Nishikori will try to use variety as a way to get his serve going into a better pattern. At times, he does get a rhythm where he can dominate, but there were lots of service games in D.C. where he was fighting hard too many times. He needs some easier holds to conserve energy and stress. Even if he’s not getting cheap points, better accuracy and variety can help Nishikori win the court position battle. It’s imperative for him to get good position off his serve. Monfils is one of the handful of players who are as athletic as Nishikori and can match his movement when healthy. If Nishikori starts in good position, then he can work Monfils around the court and force him to make quicker decisions or bail out on points.

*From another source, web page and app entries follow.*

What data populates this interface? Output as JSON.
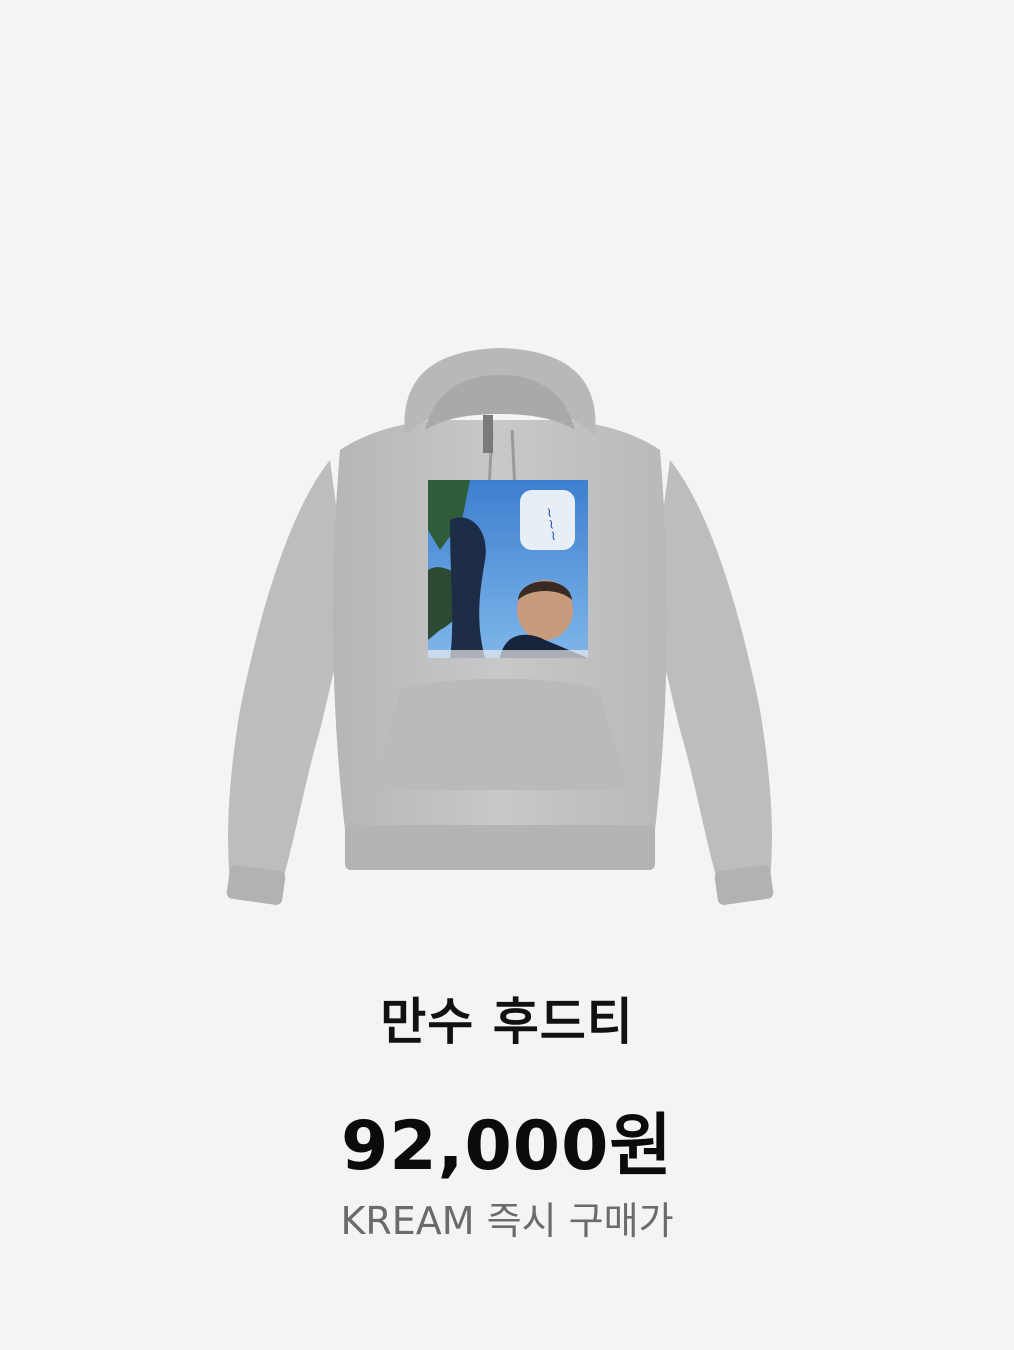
{
  "product": {
    "name": "만수 후드티",
    "price": "92,000원",
    "price_caption": "KREAM 즉시 구매가",
    "image_icon": "hoodie-product-image"
  },
  "colors": {
    "background": "#f4f4f4",
    "hoodie": "#c4c4c4",
    "title": "#111111",
    "caption": "#6b6b6b"
  }
}
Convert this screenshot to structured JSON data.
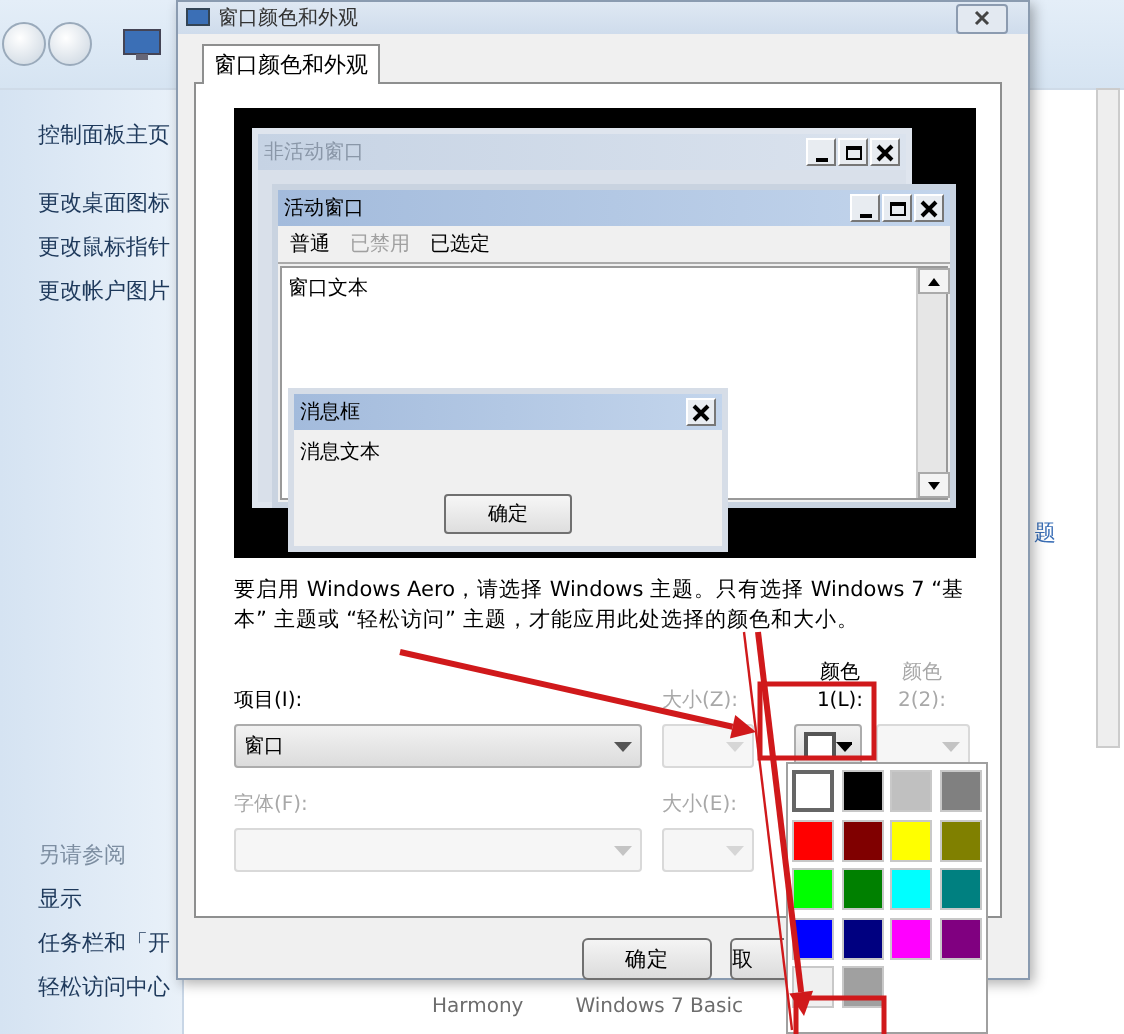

When these two go toe-to-toe along the baseline, you can expect some spectacular rallies at times depending on how well they are moving. You probably won’t see two guys who are better at hitting the ball on-the-run. Nishikori has the edge off the backhand side, while Monfils’ forehand is a missile. Both obviously have some consistency issues, so targeting their weaker wing will be a plus. I do think when Nishikori can get zoned into the center of the court, his backhand is a key advantage with the ability to hit it cross-court and down-the-line for winners. Monfils does that more sporadically.

The Pig’s Bottom Line

There are some questions coming into this one with Monfils at least having answered a few of his during that round one comeback against Johnson. Still, Monfils’ body from match to match is capable of a letdown, so I think he’s got to prove he’s feeling good early on. Nishikori’s return game was not on point late last week as he struggled to convert break chances against Tommy Paul and then really had no answeres for Sacha Zverev’s serve. That is a definite worry against Monfils who already has a match under his belt.

Nishikori has done well avoiding first-up losses this year with just one coming back in February to Thomaz Bellucci in Rio. This is a real challenge though in this spot, but Monfils has failed too many times against top ten players to feel overly confident of an upset. La Monf is 0-4 against the top ten this season and he’s lost ten straight dating back to his last top ten win. That came in 2016 over Milos Raonic at this event in Toronto. So that is 1-12 in 2016 and 2017 against the top ten. Maybe he changes his luck this time, but that trend says he finds ways to lose more often than he does to win.

Prediction: Kei Nishikori wins in three sets